━━ Data to process ━━

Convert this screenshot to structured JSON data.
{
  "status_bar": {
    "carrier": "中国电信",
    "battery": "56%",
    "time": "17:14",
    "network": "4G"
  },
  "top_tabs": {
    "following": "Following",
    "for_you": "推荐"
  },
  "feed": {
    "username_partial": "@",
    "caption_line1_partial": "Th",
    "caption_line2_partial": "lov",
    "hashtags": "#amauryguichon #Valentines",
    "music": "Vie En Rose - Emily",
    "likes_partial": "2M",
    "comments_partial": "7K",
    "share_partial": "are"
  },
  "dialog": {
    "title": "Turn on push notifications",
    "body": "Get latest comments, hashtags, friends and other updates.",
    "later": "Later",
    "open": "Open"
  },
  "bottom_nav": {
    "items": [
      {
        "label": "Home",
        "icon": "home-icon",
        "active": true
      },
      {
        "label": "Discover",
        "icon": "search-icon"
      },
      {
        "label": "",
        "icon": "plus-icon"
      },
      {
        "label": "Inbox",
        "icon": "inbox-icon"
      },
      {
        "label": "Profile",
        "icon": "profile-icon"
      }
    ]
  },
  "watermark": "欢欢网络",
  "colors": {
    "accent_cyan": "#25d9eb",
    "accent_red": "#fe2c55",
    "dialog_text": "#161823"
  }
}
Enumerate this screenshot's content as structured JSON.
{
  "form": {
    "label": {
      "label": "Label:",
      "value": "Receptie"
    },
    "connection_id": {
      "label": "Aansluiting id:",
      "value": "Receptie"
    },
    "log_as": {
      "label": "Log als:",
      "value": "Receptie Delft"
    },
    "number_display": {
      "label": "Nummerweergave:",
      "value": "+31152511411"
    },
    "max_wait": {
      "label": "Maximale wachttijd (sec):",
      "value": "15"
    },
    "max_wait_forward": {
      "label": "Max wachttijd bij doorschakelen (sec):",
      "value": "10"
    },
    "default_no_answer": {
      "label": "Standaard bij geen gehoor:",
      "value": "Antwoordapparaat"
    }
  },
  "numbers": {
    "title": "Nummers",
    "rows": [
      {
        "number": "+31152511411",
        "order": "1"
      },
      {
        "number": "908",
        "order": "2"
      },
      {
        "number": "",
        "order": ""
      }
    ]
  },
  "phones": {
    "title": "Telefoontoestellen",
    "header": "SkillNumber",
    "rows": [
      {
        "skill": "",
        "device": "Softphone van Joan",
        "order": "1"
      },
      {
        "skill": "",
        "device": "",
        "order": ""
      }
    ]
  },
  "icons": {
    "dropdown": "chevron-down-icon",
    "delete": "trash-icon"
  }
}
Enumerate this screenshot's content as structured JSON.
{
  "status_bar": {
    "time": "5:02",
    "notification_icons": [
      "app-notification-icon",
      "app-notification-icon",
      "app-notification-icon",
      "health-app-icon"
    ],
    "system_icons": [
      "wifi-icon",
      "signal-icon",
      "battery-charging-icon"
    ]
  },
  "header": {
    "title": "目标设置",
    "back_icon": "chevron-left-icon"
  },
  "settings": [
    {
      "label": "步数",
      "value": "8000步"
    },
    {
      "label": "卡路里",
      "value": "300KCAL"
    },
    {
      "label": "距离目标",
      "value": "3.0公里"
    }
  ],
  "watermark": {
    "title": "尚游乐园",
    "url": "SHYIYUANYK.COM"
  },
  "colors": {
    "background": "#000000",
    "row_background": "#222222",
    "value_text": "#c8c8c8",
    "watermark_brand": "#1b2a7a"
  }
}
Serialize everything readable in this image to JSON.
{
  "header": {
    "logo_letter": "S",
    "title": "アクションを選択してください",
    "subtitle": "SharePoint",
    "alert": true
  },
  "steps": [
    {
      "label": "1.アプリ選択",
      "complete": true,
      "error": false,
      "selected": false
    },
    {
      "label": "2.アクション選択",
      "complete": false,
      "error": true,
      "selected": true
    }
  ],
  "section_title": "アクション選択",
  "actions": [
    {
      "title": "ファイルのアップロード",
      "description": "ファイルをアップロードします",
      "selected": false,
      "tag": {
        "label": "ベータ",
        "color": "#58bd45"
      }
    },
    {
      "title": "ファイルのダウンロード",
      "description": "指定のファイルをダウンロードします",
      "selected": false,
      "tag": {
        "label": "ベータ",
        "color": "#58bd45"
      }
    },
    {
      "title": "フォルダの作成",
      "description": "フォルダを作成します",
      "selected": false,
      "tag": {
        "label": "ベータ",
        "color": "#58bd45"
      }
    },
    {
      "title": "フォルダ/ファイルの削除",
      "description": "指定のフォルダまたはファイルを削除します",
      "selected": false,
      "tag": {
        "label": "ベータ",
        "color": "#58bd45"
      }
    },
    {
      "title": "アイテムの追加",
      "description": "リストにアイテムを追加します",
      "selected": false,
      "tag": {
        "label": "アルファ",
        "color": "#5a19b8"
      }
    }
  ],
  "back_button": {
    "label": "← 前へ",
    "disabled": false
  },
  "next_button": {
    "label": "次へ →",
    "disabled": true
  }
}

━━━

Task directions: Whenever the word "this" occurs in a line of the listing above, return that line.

Task solution:
Convert this screenshot to structured JSON data.
Enumerate this screenshot's content as structured JSON.
Enumerate this screenshot's content as structured JSON.
Serialize everything readable in this image to JSON.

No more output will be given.